Juno plus Lolita.
Faithful readers will know that I question the logic of a human-sized family with a son who is two inches tall, particularly when the son is a mouse. In watching the first "Stuart Little" (1999), I cringed every time the heavy footfall of one of his parents landed near little Stuart. The mouse is cute, but he was born to be squished.
I vowed to approach "Stuart Little 2" afresh. I would go into full-blown suspension-of-disbelief mode. If there must be a movie about a mouse-child in the real world, then I must accept it--even if the film toys with my fears by putting Stuart into a soccer game with full-sized kids.
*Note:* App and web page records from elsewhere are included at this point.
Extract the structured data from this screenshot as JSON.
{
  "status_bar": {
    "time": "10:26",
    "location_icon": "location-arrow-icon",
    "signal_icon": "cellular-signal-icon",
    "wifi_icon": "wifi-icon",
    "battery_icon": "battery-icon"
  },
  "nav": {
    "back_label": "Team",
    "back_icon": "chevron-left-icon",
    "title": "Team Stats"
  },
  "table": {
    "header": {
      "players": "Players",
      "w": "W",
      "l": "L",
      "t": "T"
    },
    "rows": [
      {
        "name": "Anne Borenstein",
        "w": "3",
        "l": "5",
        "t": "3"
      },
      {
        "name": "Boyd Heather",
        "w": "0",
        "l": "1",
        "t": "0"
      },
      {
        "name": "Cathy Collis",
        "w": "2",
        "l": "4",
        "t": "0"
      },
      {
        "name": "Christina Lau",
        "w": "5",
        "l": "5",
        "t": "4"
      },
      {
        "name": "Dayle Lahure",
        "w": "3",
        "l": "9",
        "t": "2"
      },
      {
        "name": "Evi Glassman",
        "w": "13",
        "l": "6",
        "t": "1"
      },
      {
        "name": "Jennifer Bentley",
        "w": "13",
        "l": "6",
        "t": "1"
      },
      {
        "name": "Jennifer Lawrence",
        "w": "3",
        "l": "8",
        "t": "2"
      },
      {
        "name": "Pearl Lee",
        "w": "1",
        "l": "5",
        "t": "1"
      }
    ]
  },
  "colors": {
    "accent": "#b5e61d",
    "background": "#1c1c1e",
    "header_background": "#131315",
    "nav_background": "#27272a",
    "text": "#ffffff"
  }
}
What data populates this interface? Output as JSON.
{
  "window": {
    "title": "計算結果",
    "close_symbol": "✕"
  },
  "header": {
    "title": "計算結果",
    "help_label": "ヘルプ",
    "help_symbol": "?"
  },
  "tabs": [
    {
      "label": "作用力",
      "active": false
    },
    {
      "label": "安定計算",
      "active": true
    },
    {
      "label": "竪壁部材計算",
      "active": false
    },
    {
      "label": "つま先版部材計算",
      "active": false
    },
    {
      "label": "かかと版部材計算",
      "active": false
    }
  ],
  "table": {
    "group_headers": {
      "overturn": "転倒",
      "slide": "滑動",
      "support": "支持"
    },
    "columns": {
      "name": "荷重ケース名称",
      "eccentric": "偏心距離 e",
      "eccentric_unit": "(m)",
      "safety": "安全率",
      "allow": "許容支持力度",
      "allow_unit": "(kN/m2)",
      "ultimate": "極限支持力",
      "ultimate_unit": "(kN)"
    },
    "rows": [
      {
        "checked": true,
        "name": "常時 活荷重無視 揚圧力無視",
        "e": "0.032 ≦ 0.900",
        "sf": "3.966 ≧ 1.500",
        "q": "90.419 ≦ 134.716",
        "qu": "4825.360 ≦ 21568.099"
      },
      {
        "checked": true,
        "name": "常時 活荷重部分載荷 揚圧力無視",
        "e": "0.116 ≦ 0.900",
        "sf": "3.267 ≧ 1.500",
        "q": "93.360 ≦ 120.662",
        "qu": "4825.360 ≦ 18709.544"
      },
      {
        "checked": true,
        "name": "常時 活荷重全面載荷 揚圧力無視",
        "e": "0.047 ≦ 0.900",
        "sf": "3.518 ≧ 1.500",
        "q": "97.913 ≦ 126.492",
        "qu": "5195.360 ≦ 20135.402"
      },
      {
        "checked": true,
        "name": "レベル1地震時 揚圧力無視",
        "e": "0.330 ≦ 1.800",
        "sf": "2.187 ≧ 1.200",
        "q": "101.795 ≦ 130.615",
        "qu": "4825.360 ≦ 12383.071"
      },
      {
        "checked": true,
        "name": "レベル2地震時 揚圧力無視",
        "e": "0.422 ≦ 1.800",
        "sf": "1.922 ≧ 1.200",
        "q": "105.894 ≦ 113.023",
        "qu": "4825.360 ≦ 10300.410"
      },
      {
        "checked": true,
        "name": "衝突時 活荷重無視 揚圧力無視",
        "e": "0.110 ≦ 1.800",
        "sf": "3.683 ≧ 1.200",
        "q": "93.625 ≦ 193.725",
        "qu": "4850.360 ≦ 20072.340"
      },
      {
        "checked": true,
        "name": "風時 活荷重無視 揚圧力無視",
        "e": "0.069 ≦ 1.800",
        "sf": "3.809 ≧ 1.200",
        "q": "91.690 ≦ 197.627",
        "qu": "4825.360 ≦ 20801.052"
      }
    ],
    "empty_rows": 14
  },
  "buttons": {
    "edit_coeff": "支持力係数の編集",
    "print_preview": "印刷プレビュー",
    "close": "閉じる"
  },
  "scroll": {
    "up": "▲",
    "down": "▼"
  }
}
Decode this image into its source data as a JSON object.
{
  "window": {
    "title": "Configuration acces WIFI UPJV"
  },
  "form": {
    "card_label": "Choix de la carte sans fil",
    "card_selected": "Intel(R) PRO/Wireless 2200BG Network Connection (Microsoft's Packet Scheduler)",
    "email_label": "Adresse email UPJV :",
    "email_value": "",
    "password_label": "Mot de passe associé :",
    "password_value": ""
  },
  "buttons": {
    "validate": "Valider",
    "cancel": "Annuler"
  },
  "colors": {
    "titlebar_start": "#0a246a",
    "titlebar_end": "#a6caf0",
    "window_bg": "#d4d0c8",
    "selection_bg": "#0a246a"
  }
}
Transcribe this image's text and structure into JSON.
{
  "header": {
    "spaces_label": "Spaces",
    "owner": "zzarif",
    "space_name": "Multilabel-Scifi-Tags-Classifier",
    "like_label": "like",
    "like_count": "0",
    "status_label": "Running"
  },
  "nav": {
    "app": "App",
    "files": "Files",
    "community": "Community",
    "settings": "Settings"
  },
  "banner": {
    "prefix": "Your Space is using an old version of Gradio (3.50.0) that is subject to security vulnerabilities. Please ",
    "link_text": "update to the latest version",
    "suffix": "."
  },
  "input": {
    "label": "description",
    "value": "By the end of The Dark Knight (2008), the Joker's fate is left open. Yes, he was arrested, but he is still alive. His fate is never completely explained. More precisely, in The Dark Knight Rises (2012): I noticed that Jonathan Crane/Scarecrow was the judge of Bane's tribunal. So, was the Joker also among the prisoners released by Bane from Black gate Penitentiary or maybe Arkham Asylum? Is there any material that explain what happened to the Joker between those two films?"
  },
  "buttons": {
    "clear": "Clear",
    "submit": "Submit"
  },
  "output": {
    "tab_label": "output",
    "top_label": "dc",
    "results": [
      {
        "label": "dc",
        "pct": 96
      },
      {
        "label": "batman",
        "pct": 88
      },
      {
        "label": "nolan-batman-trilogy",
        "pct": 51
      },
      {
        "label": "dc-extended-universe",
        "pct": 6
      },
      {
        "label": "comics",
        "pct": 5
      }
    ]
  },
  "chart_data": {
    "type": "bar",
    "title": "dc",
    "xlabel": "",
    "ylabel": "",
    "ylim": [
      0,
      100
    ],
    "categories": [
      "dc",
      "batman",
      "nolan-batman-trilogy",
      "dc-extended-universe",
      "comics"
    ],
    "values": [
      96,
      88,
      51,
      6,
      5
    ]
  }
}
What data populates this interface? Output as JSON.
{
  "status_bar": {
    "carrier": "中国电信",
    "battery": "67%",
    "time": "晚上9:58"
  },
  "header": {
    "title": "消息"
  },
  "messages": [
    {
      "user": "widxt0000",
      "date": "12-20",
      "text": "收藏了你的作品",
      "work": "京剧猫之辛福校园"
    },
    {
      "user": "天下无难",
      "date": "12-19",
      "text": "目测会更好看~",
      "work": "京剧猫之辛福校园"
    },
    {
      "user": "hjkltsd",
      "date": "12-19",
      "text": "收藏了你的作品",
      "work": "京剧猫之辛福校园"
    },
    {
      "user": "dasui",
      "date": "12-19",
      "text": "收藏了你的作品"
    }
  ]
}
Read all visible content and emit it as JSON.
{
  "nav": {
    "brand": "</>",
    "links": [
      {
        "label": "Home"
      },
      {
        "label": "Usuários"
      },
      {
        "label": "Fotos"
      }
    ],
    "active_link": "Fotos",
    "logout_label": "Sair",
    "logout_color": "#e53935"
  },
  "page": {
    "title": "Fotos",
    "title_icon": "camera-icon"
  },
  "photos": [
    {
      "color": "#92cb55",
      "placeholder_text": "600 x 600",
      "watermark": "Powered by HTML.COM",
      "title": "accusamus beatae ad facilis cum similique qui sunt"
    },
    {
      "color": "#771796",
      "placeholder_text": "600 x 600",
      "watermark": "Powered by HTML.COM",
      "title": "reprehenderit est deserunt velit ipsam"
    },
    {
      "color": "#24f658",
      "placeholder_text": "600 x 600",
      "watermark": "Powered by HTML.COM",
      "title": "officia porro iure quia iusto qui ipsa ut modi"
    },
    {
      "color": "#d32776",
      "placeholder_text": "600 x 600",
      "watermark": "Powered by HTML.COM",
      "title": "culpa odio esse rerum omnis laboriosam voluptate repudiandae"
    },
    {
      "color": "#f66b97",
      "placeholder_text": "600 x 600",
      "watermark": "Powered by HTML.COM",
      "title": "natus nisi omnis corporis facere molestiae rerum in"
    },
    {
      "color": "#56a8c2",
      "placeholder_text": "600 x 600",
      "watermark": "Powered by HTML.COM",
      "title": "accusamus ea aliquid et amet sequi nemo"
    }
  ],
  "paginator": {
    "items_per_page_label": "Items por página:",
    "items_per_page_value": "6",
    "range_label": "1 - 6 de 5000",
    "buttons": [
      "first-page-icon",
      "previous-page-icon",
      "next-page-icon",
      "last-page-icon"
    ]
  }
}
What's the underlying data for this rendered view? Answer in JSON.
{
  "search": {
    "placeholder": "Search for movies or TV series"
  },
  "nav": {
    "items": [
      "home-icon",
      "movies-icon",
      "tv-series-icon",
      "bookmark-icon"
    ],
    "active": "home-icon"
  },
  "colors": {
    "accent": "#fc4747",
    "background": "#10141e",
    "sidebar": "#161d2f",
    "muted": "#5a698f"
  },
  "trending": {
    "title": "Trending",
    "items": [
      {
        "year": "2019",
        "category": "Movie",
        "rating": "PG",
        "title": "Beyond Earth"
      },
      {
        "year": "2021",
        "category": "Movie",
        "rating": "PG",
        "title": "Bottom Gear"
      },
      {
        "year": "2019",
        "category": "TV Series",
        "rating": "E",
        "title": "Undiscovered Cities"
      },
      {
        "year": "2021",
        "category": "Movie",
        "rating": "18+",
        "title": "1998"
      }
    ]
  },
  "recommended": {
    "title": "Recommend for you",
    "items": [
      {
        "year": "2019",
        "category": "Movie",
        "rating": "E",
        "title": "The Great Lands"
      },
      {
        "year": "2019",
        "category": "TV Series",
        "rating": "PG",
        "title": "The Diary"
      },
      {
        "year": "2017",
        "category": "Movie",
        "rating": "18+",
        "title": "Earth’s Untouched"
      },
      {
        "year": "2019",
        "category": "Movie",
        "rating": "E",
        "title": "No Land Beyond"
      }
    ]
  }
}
Even Stuart's mom (Geena Davis) gets the shivers at "the thought of all those boys running around with those cleats in their shoes." Stuart's dad (Hugh Laurie) is more optimistic, believing that a Little can do anything he sets his mind to, and sending the little tyke on dangerous missions, as when he is lowered down the kitchen drain to look for his mother's diamond ring. For that matter, Stuart's daily commute to school in his tiny little red sports car must not be without its hazards.
"Stuart Little 2" is not indifferent to the problems involved, not least the compositional problems faced by Steve Poster, its cinematographer, in framing both the 6-foot Davis and the 2-inch Stuart in the same shot. It provides Stuart (voice of Michael J. Fox) with a friend about his own size, a yellow bird named Margalo (voice of Melanie Griffith). She falls from the sky with a wounded wing, lands in Stuart's sports car, is taken home for first aid, and soon becomes his chum.
There is even a hint of cross-species romance, as Stuart and Margalo go on a date to the drive-in movies (by parking his red sportster in front of the TV). The movie they're watching is Hitchcock's "Vertigo," about a man who falls in love with a woman who is deceiving him, but Stuart doesn't take the hint, and is blindsided when it turns out (spoiler warning) that Margalo is a con artist, teamed up with a snarky falcon (voice by James Woods). The falcon's advice: "Don't ever make a friend I can eat." By this point the movie has located itself pretty much two inches about ground level, although there are important roles for the family cat, Snowbell (voice of Nathan Lane), and the family son, George (Jonathan Lipnicki). There's an exciting sequence involving entrapment in a skyscraper, entombment in a garbage barge, and an aerial dogfight between the falcon and Stuart, piloting a model airplane.
Yes, reader, I enjoyed the movie, in its innocent way. It has some of the same charm, if not the same genius, as the movies about Babe the pig. "Stuart Little 2" imagines Manhattan as a sunny, peaceful place where no one is surprised to see a mouse driving a car, and where the parents are so optimistic that when Stuart goes missing they drive around looking for him--as if you could see a two-inch mouse from the middle of New York traffic.
Of the voices, Griffith makes Margalo lovable and as sexy as a little yellow bird can be, and Lane does a virtuoso job with Snowbell, the only cat with dialogue by Damon Runyon. Fox's Stuart is stalwart and heroic--the Braveheart of mice. As for the parents, Davis and Laurie deserve some kind of award for keeping straight faces. My only question involves the sweet scene at the end, when Margalo bids them farewell to join the southward migration of geese in the autumn. I think there is a good chance she is a canary, and they don't migrate.
A review of Steven Spielberg's "Ready Player One" from the SXSW Film Festival.
Netflix's "Wild Wild Country" is easily one of the craziest documentaries I’ve ever seen.
It's not uncommon to feel blue.